44 projects across England can now offer more opportunities for disabled people to play sport thanks to £8 million worth of funding announced by Sport England.
Sport England’s Inclusive Sport fund aims to give disabled people more opportunities to play sport by investing in organisations with the right expertise, partnerships and links to the disability sector to make this happen. This includes funding for development and start-up costs of new initiatives, and for education and training, so that groups can become more self-sufficient in providing sporting opportunities.
Sport England Director of Insight, Lisa O’Keefe, said: “Record numbers of disabled people now play sport and this is thanks to the tireless energy of organisations, coaches and volunteers across the country. We are delighted to be able to support them by awarding this funding, so that we can continue to improve opportunities and make a real difference in communities.”
One organisation to receive funding is Sense, the National Deafblind and Rubella Association. £250,000 of funding will allow Sense to pilot opportunities for 360 deafblind people to try out eight different sports in two regions across the country. It will also fund the training of 16 sports coaches, eight deafblind people and 120 local support workers to deliver sports activities to deafblind people.
The Rotherham United Community Sports Trust will also receive £168,141 to train support staff and carers to provide sporting opportunities for adults with mental health issues who have limited access to sport.
The number of disabled people playing sport regularly is on the rise. In December 2013, Sport England’s Active People Survey – an annual, in-depth measure of the nation’s sporting habits – revealed that a record number of disabled people in England now play sport each week. However, non-disabled people are still twice as likely to play sport as disabled people (39.2 per cent compared to 18.5 per cent), which is why Sport England continues to focus attention and investment to address this imbalance.

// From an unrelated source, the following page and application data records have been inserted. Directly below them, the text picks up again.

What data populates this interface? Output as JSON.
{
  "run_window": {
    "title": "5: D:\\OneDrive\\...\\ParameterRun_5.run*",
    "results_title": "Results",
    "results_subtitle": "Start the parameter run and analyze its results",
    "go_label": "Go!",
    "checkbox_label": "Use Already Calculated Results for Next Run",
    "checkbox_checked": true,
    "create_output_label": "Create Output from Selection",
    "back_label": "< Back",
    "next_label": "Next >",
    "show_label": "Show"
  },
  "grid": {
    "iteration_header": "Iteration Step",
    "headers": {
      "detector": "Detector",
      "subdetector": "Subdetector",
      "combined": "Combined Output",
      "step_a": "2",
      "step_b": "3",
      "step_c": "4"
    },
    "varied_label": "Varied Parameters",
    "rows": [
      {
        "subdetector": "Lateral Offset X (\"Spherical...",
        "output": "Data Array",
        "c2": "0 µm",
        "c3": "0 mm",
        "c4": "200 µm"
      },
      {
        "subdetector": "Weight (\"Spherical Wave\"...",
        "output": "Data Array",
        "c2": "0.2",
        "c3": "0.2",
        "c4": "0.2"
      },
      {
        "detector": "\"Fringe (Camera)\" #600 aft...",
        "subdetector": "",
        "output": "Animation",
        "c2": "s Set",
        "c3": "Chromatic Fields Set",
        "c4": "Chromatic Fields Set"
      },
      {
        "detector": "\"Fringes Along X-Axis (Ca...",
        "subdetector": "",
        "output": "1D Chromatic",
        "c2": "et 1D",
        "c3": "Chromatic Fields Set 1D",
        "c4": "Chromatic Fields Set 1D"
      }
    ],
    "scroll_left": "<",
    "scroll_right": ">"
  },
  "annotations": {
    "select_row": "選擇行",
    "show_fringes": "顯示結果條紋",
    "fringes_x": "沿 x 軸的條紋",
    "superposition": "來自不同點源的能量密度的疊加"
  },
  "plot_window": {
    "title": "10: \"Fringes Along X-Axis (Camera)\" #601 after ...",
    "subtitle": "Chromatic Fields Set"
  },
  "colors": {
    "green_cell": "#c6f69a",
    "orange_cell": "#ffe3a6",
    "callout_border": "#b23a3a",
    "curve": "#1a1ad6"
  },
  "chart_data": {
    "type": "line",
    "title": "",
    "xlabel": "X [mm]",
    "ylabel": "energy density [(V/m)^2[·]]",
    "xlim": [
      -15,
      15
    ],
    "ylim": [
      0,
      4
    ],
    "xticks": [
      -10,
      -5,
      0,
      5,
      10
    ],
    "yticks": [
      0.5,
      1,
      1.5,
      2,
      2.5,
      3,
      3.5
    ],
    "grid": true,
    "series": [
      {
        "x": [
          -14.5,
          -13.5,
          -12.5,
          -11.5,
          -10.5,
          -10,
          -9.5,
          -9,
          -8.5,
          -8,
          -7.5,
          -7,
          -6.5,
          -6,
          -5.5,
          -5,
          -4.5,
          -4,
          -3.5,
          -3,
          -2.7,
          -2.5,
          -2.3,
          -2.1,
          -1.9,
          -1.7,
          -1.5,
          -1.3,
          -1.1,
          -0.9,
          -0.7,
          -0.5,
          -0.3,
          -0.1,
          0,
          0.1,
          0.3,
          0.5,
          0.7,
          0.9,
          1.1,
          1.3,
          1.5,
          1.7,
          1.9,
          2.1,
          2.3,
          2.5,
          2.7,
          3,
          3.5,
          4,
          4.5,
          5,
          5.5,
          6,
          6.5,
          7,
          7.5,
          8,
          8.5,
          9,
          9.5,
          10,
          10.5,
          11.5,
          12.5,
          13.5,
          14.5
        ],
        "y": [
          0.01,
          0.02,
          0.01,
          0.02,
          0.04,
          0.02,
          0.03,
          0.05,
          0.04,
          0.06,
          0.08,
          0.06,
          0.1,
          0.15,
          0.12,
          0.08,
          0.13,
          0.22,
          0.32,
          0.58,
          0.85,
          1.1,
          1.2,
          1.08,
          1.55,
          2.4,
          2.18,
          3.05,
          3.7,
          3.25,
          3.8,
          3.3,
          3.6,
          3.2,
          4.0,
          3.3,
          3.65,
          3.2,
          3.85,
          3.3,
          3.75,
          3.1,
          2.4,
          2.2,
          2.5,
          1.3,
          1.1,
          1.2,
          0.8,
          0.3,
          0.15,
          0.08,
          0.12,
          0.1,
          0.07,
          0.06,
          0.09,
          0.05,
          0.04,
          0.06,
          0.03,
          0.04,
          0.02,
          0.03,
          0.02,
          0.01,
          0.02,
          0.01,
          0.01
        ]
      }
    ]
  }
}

Since the Inclusive Sport fund launched, £17.1 million has been invested in 88 projects that make sport a viable lifestyle choice for disabled people. Sport England also funds disability sport equipment and recently awarded £1 million to 141 clubs to help them buy equipment that will allow disabled people to give sport a go.